The last month or so has been a dizzying time for anyone trying to keep up with criminal justice policy. The Transforming Rehabilitation competition, Secretary of State Chris Grayling’s flagship agenda to bring new providers into probation services, finally opened on September 19th, exactly in the gap between the Liberal Democrat and Labour Party Conferences.
In early October, those returning from the Conservative Party Conference were treated to a Cabinet reshuffle only a few days later, in which junior justice minister Helen Grant was moved to a new role promoting sport and tourism. Liberal Democrat peer Lord McNally will take over her role with women offenders, and rising Conservative star Shailesh Vara has been given the nod to pick up some of her other responsibilities.
Then, just as we were getting our breath back, the long-awaited documents outlining the future of services to women offenders were released on 25th October. These consist of the Government’s response to the recent Justice Committee inquiry, to which Clinks gave evidence, into what progress had been made since the Corston Review, and the review of the women’s custodial estate. Clinks will issue a briefing to members shortly.
And, alongside all this, another set of plans has been chugging along in the background that could have even more serious consequences for the Voluntary, Community and Social Enterprise (VCSE) Sector. The Government’s Lobbying Bill, which has provoked ire from directions as far apart as trade unions and the Countryside Alliance, aims to restrict the campaigning activity of non-party organisations in the run-up to elections, to ensure that they are not abusing their position by backing specific candidates or parties.
But, according to its many critics, the Bill is so broad and complex that it may end up restricting almost any engagement with politics by voluntary and community groups, including small and local ones. Even where campaigns are purely about the issues, are in no way directive about how people should vote, and are wholly in line with an organisation’s aims and objectives, some say they may end up being caught in a new and onerous system of regulation.
Anyone in doubt that this is a particular issue for VCSE organisations working with offenders should ask themselves what criminal justice would look like today without the campaigning and scrutiny work of our Sector, from big national players like the Prison Reform Trust and the Howard League for Penal Reform to smaller community-based ones. Indeed, it is only through services and advocacy groups that politicians can engage systematically with the offender experience at all, given that so many service users’ lives lack the stability required to register and vote - and those in prison are explicitly prevented from doing so. Add in a media that can be hostile to any intervention that smacks of being “soft on crime”, and it becomes clear how essential a voice we have, and how devastating to justice its loss would be.

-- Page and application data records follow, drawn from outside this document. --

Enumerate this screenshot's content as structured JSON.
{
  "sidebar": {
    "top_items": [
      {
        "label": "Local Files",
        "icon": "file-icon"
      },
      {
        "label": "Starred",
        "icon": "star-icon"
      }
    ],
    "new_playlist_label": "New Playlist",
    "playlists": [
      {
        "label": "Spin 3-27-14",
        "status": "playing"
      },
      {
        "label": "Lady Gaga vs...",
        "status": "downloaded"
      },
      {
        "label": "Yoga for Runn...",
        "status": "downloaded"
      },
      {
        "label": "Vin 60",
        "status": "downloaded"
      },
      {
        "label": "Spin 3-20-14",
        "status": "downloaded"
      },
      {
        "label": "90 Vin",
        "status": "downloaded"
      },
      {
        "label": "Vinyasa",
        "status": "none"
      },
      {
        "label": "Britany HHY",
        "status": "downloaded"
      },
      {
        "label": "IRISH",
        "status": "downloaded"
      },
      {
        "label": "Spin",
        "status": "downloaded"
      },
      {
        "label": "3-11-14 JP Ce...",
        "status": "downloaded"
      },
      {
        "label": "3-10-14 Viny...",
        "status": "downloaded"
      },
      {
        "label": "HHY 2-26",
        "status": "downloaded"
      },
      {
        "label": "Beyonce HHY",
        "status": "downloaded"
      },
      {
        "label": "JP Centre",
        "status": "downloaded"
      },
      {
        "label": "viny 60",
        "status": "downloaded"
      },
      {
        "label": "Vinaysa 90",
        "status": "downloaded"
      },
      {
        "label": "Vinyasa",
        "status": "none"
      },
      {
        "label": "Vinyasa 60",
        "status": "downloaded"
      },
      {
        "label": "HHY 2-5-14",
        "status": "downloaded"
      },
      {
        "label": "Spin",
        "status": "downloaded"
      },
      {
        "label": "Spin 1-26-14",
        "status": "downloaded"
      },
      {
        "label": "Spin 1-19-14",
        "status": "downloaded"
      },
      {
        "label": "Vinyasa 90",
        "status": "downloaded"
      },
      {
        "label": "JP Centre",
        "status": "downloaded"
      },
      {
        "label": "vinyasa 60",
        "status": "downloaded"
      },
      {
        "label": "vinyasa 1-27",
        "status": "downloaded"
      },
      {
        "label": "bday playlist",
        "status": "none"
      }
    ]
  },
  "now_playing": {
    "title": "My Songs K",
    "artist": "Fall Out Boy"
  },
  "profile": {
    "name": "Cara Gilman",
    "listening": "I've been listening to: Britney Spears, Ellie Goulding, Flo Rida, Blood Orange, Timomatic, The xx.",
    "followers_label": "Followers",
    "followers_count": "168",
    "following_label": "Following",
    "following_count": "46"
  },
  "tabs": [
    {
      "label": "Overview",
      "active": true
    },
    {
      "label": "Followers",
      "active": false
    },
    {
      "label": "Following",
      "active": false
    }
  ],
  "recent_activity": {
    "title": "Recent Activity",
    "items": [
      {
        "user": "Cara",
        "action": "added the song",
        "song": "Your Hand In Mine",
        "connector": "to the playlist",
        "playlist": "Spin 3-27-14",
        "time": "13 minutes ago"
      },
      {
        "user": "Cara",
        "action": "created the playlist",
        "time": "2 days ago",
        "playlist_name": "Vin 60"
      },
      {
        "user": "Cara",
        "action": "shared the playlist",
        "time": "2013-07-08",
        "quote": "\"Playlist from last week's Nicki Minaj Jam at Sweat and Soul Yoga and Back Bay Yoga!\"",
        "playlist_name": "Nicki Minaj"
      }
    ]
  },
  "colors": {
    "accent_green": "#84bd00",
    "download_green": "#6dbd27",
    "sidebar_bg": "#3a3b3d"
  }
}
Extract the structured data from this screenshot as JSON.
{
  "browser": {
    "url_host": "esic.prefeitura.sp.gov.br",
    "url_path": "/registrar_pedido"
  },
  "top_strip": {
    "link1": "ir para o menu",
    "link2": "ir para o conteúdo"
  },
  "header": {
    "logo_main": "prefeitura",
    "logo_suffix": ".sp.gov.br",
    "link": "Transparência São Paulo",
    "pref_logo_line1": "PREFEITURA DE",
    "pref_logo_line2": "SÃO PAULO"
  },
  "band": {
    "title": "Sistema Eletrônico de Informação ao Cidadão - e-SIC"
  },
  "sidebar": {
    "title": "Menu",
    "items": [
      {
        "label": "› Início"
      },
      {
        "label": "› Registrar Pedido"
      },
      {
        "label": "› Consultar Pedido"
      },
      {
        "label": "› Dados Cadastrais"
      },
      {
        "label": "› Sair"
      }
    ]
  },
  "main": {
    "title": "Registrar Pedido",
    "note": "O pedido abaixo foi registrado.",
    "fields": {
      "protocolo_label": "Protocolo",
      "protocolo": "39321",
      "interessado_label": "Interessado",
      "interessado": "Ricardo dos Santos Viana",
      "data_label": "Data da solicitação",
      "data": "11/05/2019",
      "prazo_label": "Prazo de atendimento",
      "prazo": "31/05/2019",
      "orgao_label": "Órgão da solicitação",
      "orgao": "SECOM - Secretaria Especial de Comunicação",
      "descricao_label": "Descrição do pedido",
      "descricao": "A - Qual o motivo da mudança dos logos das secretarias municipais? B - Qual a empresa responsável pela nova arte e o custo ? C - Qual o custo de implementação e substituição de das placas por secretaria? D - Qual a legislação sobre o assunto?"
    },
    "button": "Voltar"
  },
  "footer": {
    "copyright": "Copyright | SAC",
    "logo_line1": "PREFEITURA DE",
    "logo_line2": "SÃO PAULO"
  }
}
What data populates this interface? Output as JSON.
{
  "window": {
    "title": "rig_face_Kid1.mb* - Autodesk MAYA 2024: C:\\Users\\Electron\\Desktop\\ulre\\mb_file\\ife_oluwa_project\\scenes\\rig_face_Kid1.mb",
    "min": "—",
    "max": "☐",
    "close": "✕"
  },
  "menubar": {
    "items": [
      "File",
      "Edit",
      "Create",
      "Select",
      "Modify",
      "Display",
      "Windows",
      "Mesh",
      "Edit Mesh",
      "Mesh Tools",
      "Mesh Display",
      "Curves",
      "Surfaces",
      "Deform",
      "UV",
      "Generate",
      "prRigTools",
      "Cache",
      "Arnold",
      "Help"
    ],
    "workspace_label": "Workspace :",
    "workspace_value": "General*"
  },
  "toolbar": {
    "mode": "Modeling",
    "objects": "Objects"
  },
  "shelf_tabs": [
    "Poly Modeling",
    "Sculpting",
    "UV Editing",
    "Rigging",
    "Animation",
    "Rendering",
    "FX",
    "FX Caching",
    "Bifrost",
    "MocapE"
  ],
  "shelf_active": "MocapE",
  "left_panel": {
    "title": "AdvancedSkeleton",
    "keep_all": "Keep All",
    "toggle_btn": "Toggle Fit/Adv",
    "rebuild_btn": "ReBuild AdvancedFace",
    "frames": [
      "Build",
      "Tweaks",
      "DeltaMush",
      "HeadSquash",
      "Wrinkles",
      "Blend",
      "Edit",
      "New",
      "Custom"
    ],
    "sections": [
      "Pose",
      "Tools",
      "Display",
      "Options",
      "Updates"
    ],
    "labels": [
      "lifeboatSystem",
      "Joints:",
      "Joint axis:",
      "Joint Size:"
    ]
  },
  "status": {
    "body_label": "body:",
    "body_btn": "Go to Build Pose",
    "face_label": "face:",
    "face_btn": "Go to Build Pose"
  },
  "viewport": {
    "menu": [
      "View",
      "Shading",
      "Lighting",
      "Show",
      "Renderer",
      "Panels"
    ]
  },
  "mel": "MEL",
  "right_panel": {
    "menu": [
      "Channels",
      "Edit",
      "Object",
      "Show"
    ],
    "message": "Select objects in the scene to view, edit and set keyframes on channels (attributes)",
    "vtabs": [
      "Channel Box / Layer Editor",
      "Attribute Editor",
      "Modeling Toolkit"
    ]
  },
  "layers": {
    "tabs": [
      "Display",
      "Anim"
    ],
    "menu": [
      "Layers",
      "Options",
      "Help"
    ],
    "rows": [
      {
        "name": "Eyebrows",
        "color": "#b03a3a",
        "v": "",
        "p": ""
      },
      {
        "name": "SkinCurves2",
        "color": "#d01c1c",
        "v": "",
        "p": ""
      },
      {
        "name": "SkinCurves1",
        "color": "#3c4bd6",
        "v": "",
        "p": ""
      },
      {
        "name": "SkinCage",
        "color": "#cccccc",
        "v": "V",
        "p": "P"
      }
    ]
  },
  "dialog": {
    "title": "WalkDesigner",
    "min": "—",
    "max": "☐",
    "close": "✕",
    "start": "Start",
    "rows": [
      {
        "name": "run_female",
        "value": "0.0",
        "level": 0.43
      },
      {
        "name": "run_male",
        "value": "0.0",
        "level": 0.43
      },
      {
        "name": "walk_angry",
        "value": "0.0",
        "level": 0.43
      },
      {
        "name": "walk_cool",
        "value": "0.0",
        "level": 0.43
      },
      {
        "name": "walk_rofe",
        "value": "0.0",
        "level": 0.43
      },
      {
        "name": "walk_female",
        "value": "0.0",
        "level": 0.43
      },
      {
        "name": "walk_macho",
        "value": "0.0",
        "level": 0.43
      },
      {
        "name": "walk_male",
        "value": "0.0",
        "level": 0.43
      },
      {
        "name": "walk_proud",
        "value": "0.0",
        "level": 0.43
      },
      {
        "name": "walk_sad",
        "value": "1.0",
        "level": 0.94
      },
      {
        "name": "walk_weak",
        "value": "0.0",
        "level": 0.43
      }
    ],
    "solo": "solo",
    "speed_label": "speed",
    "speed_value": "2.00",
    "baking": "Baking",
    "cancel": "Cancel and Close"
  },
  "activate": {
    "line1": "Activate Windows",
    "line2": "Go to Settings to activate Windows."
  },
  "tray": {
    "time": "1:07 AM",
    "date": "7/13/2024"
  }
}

And if this year’s Party Conferences were anything to go by, the criminal justice debate is already narrowing. Transforming Rehabilitation without doubt heralds the most significant changes in the treatment of offenders we’re likely to see for a long time; discussion of its likely impact is not just useful, but vital. Yet in Glasgow, Brighton and Manchester this autumn it was in danger of absorbing bigger questions around the philosophy, purpose and direction of the justice system completely - when in fact it is only part of the answer.
Honourable exceptions include the Howard League’s UR Boss project for their lively and occasionally confrontational events in which young people with experience of criminal justice appeared on panels with politicians, and CSAN (Caritas Social Action Network) for wading boldly into the very murky waters of the prisoner voting ban.
But it was difficult to come away from events with titles as all-encompassing as “The Future of the Criminal Justice System”, in which the only subject for discussion was the rights and wrongs of privatisation, and not feel that something was missing.
This is not just the responsibility of politicians, but of all stakeholders: journalists, activists and anyone else with an interest in fair, effective justice that promotes good practice, empowers communities and puts as many offenders as possible on the path to desistance from crime. Since the Lobbying Bill is due to come into effect in time for the 2015 election, Clinks will be joining the efforts of those working to ensure that our Sector can be part of this conversation without fear or favour, now and for many years to come.
UPDATE: During committee stage on 5th November 2013, the Government offered a five week period of consultation on the relevant parts of the Lobbying Bill. Clinks will update Members on any key developments.